══ Provided entries
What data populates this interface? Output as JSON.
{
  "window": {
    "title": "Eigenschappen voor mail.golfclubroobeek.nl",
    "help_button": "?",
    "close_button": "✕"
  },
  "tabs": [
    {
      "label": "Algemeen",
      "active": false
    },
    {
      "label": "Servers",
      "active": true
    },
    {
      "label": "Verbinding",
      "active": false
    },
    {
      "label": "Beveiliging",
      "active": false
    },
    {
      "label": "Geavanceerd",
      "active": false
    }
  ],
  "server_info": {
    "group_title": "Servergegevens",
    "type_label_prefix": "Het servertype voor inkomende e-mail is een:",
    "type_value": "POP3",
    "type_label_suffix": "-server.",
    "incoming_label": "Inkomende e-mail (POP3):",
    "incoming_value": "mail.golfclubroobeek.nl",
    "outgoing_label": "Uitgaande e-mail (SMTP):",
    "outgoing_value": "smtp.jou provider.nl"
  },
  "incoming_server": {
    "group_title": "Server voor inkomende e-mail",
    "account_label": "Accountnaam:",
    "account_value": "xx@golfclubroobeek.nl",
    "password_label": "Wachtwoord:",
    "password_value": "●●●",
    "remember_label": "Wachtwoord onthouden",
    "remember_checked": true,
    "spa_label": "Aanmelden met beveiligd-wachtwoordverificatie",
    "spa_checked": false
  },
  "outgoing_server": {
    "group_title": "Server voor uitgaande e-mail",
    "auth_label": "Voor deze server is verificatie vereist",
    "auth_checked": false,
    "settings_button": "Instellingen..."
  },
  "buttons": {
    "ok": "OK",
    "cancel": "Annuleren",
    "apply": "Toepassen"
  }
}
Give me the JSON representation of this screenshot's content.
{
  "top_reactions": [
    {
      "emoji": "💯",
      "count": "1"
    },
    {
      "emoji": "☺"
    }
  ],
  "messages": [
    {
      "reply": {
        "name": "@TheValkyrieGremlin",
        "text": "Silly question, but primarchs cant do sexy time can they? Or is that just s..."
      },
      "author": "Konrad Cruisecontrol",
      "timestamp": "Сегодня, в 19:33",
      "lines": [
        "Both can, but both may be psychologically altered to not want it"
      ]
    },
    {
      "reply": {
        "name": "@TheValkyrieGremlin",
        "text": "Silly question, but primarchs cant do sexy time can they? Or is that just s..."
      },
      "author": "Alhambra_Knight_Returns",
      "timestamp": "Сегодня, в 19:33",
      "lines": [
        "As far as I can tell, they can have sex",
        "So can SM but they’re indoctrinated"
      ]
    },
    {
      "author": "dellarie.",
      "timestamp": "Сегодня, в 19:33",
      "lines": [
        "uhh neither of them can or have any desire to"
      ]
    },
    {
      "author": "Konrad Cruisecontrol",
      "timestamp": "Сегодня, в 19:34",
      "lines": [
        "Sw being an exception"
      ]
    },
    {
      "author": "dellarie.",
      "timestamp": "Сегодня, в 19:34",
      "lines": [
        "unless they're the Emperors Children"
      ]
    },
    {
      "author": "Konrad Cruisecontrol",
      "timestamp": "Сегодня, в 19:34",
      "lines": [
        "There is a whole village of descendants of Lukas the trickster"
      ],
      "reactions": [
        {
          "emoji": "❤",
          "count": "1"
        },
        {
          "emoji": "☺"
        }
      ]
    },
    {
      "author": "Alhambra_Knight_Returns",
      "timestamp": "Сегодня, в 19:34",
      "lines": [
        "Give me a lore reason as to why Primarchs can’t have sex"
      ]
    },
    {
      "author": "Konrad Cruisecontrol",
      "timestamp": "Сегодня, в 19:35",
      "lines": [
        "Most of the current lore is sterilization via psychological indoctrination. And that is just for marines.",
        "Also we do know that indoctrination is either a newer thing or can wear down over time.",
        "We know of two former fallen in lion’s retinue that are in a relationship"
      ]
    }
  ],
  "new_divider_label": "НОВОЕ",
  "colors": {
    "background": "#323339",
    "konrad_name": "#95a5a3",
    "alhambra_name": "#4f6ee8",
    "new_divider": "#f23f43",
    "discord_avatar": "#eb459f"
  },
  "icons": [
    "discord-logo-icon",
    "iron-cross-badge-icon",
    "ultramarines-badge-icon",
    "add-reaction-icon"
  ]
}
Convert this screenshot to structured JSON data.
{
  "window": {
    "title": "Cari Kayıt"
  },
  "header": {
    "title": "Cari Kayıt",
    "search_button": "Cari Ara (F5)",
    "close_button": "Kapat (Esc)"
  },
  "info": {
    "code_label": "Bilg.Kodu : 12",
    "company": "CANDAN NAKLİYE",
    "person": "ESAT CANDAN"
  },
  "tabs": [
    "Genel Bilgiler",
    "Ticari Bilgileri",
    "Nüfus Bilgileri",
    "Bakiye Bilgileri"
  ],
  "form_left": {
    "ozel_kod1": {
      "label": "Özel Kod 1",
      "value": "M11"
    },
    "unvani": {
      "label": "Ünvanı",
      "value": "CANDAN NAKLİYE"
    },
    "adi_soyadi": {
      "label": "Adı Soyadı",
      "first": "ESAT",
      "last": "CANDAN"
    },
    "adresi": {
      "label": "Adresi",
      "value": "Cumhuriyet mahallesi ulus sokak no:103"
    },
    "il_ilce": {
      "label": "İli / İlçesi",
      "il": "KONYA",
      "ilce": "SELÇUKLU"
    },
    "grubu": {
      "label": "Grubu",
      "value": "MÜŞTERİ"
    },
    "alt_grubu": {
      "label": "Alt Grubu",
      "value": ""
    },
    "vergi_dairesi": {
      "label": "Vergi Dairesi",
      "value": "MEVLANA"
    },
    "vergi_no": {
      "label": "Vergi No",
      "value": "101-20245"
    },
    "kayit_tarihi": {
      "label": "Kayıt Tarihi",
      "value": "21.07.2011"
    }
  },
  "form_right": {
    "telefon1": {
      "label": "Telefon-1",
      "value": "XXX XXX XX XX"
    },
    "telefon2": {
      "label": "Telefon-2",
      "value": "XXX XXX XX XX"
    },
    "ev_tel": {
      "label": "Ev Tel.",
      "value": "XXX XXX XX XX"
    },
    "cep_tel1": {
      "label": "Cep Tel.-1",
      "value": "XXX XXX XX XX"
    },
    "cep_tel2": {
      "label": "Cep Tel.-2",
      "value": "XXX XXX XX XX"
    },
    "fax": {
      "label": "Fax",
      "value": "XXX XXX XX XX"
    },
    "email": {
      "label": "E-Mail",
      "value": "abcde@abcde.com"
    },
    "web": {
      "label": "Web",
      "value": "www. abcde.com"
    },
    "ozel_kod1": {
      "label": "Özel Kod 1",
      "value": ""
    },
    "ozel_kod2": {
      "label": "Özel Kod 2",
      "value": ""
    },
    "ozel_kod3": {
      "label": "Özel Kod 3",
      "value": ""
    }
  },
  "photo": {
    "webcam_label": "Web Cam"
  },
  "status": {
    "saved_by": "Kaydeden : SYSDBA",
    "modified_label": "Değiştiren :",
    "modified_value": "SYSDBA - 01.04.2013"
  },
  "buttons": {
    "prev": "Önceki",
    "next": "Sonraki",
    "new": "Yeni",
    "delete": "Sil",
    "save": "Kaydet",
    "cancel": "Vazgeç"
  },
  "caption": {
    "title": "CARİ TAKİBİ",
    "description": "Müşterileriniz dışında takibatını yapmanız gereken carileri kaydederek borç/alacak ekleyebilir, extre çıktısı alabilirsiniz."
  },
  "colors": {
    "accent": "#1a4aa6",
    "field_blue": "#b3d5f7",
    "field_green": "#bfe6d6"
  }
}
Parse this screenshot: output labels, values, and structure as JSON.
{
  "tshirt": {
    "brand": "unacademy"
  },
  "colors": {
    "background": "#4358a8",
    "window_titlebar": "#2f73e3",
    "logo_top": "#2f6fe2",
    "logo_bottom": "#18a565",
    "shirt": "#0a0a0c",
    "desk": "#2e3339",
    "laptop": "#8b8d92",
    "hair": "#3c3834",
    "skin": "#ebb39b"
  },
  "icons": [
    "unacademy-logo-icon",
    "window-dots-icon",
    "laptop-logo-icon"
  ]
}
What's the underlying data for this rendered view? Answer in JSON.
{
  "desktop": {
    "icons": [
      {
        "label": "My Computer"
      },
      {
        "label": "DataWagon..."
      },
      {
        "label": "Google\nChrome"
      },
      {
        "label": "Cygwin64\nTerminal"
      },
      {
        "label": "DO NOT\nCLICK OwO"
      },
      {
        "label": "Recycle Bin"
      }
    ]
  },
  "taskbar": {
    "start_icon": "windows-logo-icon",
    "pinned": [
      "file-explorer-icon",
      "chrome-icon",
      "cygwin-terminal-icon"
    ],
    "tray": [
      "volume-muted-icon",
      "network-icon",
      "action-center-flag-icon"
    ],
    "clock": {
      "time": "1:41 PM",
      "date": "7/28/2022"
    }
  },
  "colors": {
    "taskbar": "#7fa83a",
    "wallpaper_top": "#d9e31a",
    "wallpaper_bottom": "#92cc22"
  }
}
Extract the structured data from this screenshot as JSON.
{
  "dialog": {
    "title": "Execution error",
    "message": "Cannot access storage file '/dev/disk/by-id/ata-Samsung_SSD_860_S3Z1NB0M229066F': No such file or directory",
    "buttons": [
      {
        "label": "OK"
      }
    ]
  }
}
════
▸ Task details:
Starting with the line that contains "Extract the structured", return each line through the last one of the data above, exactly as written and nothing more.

▸ Written response:
Extract the structured data from this screenshot as JSON.
{
  "dialog": {
    "title": "Execution error",
    "message": "Cannot access storage file '/dev/disk/by-id/ata-Samsung_SSD_860_S3Z1NB0M229066F': No such file or directory",
    "buttons": [
      {
        "label": "OK"
      }
    ]
  }
}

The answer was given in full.